mistreated at school in any way.
We demand a statewide directive
that requires timely parent notification about all field testing programs and creates
a mechanism that allows us to say “NO” to this extra burden and the use of
children as subjects in test research projects. We strongly believe that insinuating children
into test development projects without informed parental consent is a violation
of parent and student rights.
We were shocked to learn
that our schools gave field tests last month in reading, math and science
without letting parents know. ACT and Pearson bought entry into schools by
offering principals I-Pods in return for student participation—behind the backs
of parents. We view this as a bribe and an end run that lets publishers exploit
children and take away more school time to try out test material.
We want written, legally
binding assurances from the state and city that they will not engage in or enter
agreements that allow any entities to use individual information about students
or to distribute such data to third parties without the knowledge and consent
of parents or guardians. We believe the right to privacy is fundamental and must
be protected and we demand harsh punishment of any party who violates these restrictions.
We know that the state’s
testing program flows from the national No Child Left Behind Act, which was
originally intended to help the most vulnerable students.Instead, NCLB’s testing requirements are now
widely acknowledged to have placed severe stress on English Language Learners
(ELLs) and children with special needs.

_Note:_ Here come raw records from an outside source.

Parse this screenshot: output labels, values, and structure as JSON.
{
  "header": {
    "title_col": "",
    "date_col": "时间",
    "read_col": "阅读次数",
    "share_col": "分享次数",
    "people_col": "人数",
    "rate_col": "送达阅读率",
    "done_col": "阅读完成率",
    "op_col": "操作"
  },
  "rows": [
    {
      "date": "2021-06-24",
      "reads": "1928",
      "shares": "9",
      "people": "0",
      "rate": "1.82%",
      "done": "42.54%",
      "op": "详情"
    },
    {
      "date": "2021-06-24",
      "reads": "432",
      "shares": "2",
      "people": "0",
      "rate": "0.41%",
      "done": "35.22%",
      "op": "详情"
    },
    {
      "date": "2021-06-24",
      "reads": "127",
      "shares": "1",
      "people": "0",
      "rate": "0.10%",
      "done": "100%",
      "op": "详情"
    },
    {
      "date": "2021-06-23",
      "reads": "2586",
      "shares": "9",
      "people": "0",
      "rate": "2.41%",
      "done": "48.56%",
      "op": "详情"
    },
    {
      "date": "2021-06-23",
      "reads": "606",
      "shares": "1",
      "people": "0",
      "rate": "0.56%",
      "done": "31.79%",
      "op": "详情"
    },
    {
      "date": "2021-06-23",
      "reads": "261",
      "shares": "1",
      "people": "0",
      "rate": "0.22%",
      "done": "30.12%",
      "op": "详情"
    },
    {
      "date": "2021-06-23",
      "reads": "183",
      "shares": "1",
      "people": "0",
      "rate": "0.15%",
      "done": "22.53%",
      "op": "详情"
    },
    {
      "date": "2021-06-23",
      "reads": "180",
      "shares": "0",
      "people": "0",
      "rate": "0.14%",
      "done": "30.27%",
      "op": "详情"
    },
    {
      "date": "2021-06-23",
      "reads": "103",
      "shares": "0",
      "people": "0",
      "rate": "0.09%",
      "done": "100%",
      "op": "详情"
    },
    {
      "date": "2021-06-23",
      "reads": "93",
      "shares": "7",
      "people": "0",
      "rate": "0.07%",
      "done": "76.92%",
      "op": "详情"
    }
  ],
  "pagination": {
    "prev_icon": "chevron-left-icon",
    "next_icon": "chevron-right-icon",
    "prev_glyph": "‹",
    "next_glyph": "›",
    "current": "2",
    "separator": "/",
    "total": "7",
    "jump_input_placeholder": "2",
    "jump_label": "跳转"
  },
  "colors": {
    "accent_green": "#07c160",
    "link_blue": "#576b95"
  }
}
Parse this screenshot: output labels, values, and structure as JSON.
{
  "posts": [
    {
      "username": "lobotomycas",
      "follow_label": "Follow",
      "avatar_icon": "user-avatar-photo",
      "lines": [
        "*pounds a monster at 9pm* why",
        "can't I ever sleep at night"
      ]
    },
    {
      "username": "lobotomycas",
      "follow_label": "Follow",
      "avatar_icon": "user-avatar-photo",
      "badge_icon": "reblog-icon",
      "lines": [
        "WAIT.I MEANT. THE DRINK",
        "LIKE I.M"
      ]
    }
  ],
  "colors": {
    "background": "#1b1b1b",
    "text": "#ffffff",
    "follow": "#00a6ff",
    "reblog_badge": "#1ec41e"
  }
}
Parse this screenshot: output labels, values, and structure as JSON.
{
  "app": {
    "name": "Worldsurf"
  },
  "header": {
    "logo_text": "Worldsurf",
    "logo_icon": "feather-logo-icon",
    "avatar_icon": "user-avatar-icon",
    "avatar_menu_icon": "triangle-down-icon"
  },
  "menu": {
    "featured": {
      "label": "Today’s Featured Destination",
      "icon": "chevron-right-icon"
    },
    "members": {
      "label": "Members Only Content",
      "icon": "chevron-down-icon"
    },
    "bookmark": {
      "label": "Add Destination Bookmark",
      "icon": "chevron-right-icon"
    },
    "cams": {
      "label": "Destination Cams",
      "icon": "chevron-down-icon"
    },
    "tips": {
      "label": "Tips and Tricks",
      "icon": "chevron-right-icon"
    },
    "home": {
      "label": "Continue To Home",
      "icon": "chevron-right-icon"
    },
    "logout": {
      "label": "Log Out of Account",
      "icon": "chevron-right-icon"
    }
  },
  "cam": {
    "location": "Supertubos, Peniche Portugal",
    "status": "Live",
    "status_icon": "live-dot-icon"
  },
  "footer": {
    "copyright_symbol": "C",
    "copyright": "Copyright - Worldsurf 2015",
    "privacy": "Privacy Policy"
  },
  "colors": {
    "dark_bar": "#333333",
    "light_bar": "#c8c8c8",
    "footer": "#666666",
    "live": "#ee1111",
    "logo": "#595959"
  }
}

As
parents, along with teachers, guidance counselors and child psychologists, we
know firsthand the kind of frustration and struggle the tests put such children
through. To what end? We believe that federal policies and practices
with regard to these student populations, which are largest in urban areas,
need to be overhauled.
Finally, many Black and
Hispanic parents have felt arguably that testing was fairer to their children
than leaving decisions about them to unsympathetic, disparaging or biased
teachers and principals. Over the last decade, however,—the era of high stakes
testing—despite all the exams, the achievement gap has closed little or none
for these students.We cannot fix one
set of problems with ineffective solutions dressed in the cloak of reform.
And the way the results
have been distorted over time has left high school students from poor economic
households, deficient in reading and math, unprepared to find other than
low-level jobs and, should they graduate, unready to do college level
work. All of the testing has added no benefit or value whatsoever to the
populations NCLB promised to help.
The need to change the
stakes cuts across all lines. Parents should never forget: We are the schools!
Please join us by signing in and giving your
email address or phone number.You may
also follow us at www.changethestakes.org.We look forward to working
together with you and other parents in your school or community to build a
-->education for all children.